A guest post from Holly Webb

Holly Webb

Holly Webb

Holly Webb is one of the UK’s best loved authors when it comes to primary school aged kids. This month sees the release of The Secret Kitten, the 30th story in her ever-popular Animal Stories series and to celebrate this amazing milestone, we asked Holly about how she keeps her stories fresh and interesting for her readers. Does she have a formula that just ‘works’? What’s her secret to writing a series with such longevity?

Here’s what Holly had to say:

“It’s quite difficult to write this post. Thirty books in the Animal Stories has just crept up on me. It was certainly never intended. I discussed the idea of a lost kitten story with Jane Harris, Associate Publisher at Stripes, back in (scarily) 2006, and we vaguely thought that if the first book worked well, there could be a kitten story, a puppy, and perhaps a rabbit? Maybe even a lost duckling? Thirty books later (thirty-two, actually, I’ve just finished the latest book) and I’ve never got as far as the rabbit…

I’ve been lucky that over time I’ve owned two dogs and six cats, all of whom have done their best to embarrass me with their awful behaviour but have been fabulous at providing me with plots. From the singing dachshund to various over-adventurous tabbies. I also have a brilliant editorial team who are great at brainstorming ideas. It’s actually been more of a problem running out of sweet-looking and relatively well-known breeds of dog, I think.

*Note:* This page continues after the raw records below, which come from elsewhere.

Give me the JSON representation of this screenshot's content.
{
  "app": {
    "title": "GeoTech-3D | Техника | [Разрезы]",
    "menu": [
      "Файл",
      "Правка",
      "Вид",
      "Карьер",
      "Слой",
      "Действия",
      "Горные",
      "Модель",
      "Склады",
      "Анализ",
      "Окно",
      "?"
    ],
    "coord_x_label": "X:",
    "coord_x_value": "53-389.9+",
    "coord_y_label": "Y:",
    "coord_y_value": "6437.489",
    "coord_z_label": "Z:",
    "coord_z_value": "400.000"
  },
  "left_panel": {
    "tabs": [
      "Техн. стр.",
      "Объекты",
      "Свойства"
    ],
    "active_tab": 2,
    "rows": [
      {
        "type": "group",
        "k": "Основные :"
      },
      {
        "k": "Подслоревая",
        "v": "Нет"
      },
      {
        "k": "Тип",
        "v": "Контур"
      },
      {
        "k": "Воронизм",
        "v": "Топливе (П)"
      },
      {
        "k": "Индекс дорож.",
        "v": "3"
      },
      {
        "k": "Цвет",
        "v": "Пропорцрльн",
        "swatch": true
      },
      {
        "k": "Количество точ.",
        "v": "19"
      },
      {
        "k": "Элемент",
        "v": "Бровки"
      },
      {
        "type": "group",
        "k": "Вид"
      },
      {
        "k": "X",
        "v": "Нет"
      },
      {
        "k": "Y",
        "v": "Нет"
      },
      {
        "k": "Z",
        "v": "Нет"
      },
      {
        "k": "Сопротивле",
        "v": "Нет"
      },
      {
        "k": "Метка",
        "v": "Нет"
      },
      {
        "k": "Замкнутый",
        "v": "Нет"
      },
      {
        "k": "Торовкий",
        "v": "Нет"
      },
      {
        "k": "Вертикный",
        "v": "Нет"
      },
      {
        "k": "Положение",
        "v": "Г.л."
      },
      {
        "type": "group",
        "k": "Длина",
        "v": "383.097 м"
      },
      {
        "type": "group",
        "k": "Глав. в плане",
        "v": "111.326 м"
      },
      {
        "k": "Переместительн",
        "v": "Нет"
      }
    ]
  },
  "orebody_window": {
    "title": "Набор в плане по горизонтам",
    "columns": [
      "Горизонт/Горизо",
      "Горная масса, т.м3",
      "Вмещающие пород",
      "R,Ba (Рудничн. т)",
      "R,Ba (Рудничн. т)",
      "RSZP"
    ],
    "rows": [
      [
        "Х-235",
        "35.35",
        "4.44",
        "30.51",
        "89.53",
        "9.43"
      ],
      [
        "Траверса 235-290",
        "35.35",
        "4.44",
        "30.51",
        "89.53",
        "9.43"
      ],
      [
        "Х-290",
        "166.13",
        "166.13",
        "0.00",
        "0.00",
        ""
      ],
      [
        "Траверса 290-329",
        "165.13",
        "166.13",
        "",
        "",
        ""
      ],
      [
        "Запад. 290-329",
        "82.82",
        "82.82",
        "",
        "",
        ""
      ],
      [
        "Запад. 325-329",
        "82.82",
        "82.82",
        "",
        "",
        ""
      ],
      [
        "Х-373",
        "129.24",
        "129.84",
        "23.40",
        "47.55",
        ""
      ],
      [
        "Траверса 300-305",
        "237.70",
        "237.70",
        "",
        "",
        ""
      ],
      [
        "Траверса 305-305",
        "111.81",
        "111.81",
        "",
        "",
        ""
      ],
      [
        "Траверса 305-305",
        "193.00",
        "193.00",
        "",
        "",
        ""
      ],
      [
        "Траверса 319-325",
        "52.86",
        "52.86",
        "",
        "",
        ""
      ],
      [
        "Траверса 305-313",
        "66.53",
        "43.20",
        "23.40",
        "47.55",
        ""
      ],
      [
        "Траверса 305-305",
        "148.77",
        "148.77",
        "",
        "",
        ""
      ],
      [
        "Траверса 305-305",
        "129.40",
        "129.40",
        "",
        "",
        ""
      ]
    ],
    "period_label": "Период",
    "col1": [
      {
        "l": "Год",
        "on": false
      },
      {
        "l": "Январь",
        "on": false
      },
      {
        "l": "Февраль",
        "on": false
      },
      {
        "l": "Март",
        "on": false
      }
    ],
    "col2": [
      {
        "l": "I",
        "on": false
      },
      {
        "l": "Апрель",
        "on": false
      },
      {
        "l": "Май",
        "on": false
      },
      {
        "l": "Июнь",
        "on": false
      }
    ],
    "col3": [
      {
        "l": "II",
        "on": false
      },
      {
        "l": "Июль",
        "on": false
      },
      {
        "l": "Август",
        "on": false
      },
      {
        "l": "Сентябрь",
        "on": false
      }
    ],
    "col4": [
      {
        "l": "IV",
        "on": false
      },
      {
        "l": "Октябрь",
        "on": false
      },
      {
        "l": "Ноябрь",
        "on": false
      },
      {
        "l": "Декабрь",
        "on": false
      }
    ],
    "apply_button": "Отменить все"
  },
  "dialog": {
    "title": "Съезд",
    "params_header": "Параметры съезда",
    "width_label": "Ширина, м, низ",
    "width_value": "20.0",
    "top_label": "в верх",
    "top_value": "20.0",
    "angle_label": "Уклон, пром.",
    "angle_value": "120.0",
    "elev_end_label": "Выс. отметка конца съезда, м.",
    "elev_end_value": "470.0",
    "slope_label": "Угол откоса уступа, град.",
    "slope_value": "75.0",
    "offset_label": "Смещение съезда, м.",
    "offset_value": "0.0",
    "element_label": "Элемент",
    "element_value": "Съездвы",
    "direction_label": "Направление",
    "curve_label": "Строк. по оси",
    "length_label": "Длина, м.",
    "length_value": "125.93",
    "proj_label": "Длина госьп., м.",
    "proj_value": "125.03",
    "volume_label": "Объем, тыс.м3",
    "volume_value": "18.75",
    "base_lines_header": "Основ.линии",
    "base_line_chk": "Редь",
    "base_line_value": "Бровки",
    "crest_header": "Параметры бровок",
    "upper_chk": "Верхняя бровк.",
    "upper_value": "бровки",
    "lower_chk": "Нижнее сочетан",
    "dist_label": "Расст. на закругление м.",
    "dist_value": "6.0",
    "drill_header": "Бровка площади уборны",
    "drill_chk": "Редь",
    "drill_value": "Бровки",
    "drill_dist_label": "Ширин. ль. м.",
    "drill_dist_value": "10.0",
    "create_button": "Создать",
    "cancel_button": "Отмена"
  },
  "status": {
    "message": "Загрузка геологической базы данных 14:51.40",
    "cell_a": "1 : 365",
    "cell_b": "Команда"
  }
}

Funnily enough, the success of the series has actually made things easier. Now that I’m doing more events, I’m lucky enough to have fabulous plot ideas suggested by children (and parents). The Missing Kitten was inspired by a very helpful small boy who told me about his mum’s cat who used to follow her to school. And The Forgotten Puppy was based on the brilliant story told by the dad of two little girls at an event, who told me that he’d rescued a dog who walked on to a train and ended up at Twyford Station. It was made for a book!

Obviously it isn’t only the plots that need to stay fresh, though. The characters and their feelings have to as well. I think writing the books from two points of view – the child character and the animal character – really helps here. Obviously so much of the animal character has to be completely imaginary that I don’t find it hard to write. A lot of it is wishful thinking – that I would really love to know what my cats are trying to say. More food, probably…”

30 Days logo

So if you ever are lucky enough to meet Holly at an author event, don’t hesitate in sharing your ideas for future stories! You never know – your idea might be just the spark Holly is looking for!

This guest post was provided by Holly Webb. The views expressed do not necessarily reflect those of the Federation of Children’s Book Groups.

Comments are closed.